What we resist persists?

I’ve been trying to observe how the notion that “what you resist persists” plays out in my day to day life. I first noticed it with my all out aversion to all things Christian. The more I resisted, avoided, stewed against these ideas, people, whatever – the more the annoyance and my unresolved feelings continued to eat away at me. When I finally got to the place where I could chalk Christianity up to someone’s religious choice, regardless of my past experience with it, I was able to respect it and not be offended by some things as much as I was. This is still very much a work in progress, so probably not the best example. Here’s another one.

I have always claimed to be a city girl. I resist all things I perceive as “country” – like Katrice’s old neighborhood in Dallas where you had to wait for sheep to cross the street at times. [crickets] Yeah, so, that’s just not what I’m used to or what I consider to be the least bit appealing. But I’m starting to re-think that. I claim that I want a lifestyle in which I am not consumed by the hustle and bustle of getting ahead; not entrapped by the capitalist rat race; not driven my materialism but rather am free to take time to smell the roses, enjoy life, eat meals slowly, have long walks and long talks without having to rush to the next thing. Like, I’d love to sit on a swing on the front porch in the summertime and drink lemonade and watch the kids run through the sprinklers and chase them down with Super-soakers, while snapping fresh green beans from the garden, eating a tomato I picked right off the vine on the side of the porch. That’s country living. My identification with being a city girl belies my heart’s desire, I think.

I started looking for cute city apartments (read: small and over-priced apartments) in Dallas yesterday. But, you know, even if I have to endure a commute from hell, I think I’m going to stick with the big luxurious reasonably priced apartments in the country (read: down the road from Katrice). Debbie suggested Boulder, Colorado. I checked pics out on the web and almost wept when I saw those glorious Rockies.

The mountains CALL ME, People. Do you hear me? I belong there! But the job market in Colorado? Not so much. Dallas is the desert?!?! But at least it’s not the Nation’s Capital and there are people there I love, and the city is just so darn cute, and I can have a DOG!!! Maybe slow-living will help me happen upon a country-guy with family values, raised by his Grandma who knows how to treat a lady riiight?

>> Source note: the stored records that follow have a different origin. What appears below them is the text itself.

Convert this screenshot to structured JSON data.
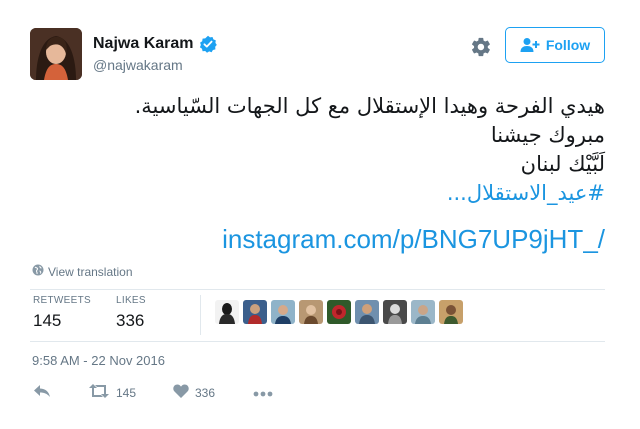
{
  "user": {
    "name": "Najwa Karam",
    "handle": "@najwakaram"
  },
  "follow_label": "Follow",
  "tweet": {
    "lines": [
      "هيدي الفرحة وهيدا الإستقلال مع كل الجهات السّياسية.",
      "مبروك جيشنا",
      "لَبَّيْك لبنان",
      "#عيد_الاستقلال..."
    ],
    "link": "instagram.com/p/BNG7UP9jHT_/"
  },
  "view_translation": "View translation",
  "stats": {
    "retweets_label": "RETWEETS",
    "retweets_value": "145",
    "likes_label": "LIKES",
    "likes_value": "336"
  },
  "timestamp": "9:58 AM - 22 Nov 2016",
  "actions": {
    "retweet_count": "145",
    "like_count": "336"
  },
  "colors": {
    "accent": "#1da1f2",
    "link": "#1b95e0",
    "muted": "#657786"
  },
  "icons": {
    "gear": "gear-icon",
    "follow": "add-user-icon",
    "globe": "globe-icon",
    "reply": "reply-icon",
    "retweet": "retweet-icon",
    "like": "heart-icon",
    "more": "more-icon"
  }
}
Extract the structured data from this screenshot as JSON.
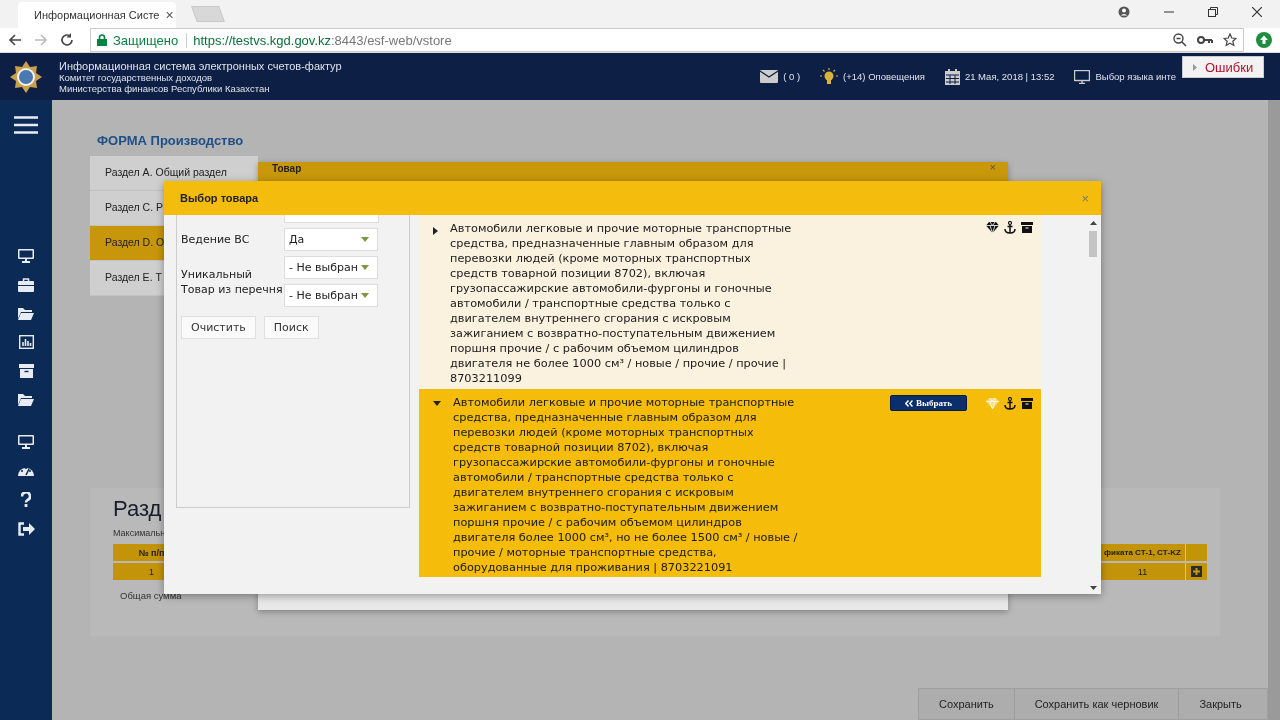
{
  "browser": {
    "tab_title": "Информационная Систе",
    "tab_close": "×",
    "secure_label": "Защищено",
    "url_host": "https://testvs.kgd.gov.kz",
    "url_rest": ":8443/esf-web/vstore"
  },
  "header": {
    "title": "Информационная система электронных счетов-фактур",
    "subtitle_1": "Комитет государственных доходов",
    "subtitle_2": "Министерства финансов Республики Казахстан",
    "messages": "( 0 )",
    "notifications": "(+14) Оповещения",
    "datetime": "21 Мая, 2018 | 13:52",
    "language": "Выбор языка инте"
  },
  "errors_popup": {
    "label": "Ошибки"
  },
  "form": {
    "title": "ФОРМА Производство",
    "sections": [
      {
        "label": "Раздел A. Общий раздел",
        "selected": false
      },
      {
        "label": "Раздел C. Р",
        "selected": false
      },
      {
        "label": "Раздел D. О",
        "selected": true
      },
      {
        "label": "Раздел E. Т",
        "selected": false
      }
    ]
  },
  "lower_panel": {
    "heading": "Разд",
    "caption": "Максимальн",
    "table": {
      "columns": [
        "№ п/п",
        "фиката СТ-1, СТ-KZ"
      ],
      "rows": [
        [
          "1",
          "11"
        ]
      ]
    },
    "total_label": "Общая сумма"
  },
  "footer_buttons": [
    "Сохранить",
    "Сохранить как черновик",
    "Закрыть"
  ],
  "back_dialog": {
    "title": "Товар",
    "close": "×"
  },
  "dialog": {
    "title": "Выбор товара",
    "close": "×",
    "filters": [
      {
        "label": "Ведение ВС",
        "selects": [
          "Да"
        ]
      },
      {
        "label": "Уникальный Товар из перечня",
        "selects": [
          "- Не выбран",
          "- Не выбран"
        ]
      }
    ],
    "buttons": [
      "Очистить",
      "Поиск"
    ],
    "items": [
      {
        "expanded": false,
        "selected": false,
        "text": "Автомобили легковые и прочие моторные транспортные средства, предназначенные главным образом для перевозки людей (кроме моторных транспортных средств товарной позиции 8702), включая грузопассажирские автомобили-фургоны и гоночные автомобили / транспортные средства только с двигателем внутреннего сгорания с искровым зажиганием с возвратно-поступательным движением поршня прочие / с рабочим объемом цилиндров двигателя не более 1000 см³ / новые / прочие / прочие | 8703211099"
      },
      {
        "expanded": true,
        "selected": true,
        "select_button": "Выбрать",
        "text": "Автомобили легковые и прочие моторные транспортные средства, предназначенные главным образом для перевозки людей (кроме моторных транспортных средств товарной позиции 8702), включая грузопассажирские автомобили-фургоны и гоночные автомобили / транспортные средства только с двигателем внутреннего сгорания с искровым зажиганием с возвратно-поступательным движением поршня прочие / с рабочим объемом цилиндров двигателя более 1000 см³, но не более 1500 см³ / новые / прочие / моторные транспортные средства, оборудованные для проживания | 8703221091"
      }
    ]
  }
}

What do you think about the statement, “what you resist persists”? I think resisting country living has held me captive in a life I loathe.


Best City Search

I am on a quest to find the best city (or town, I suppose) to live and work.  I am sick of the ridiculous cost of living in the DC Metropolitan area.  I love my little spot in suburbia, but everything costs way too much.  Check it:

1.       Rent (1 BR Apt.) — 999.00

2.       Electricity — 200.00  

3.       Car Insurance –200.00

4.       Cable, Web, Phone — 165.00

5.       Gasoline — 180.00

6.       Gym Membership — 79.00

7.       Organic Groceries — 300.00


So, um, yeah–That only includes the basics (cable is debatable, I know), I haven’t even bothered to include debt, since that will be the same no matter where I move.  Move? Yes, move.  I’ve decided that now that I have a clean slate, have settled my legal matters and am sick of my toxic workplace, I’m ready to up and relocate.  And I need your help.


My picks, because I have friends and/or family in these places, are: Dallas, Atlanta or Charlotte.  I love Seattle and am really interested in Denver or Phoenix.  I need to hear from people out there in other parts of the country.  What’s the job market, cost of living and quality of life out there?  And please suggest other cities.


Here’s what’s important to me on the QOL tip:

1.       Nature: ideally mountains and lakes

2.       Organic food easily accessible

3.       Yoga studios

4.       Decent singles scene

5.       International airport

6.       Racial/Ethnic diversity

7.       Lots of ethnic food options

What’s out there!?!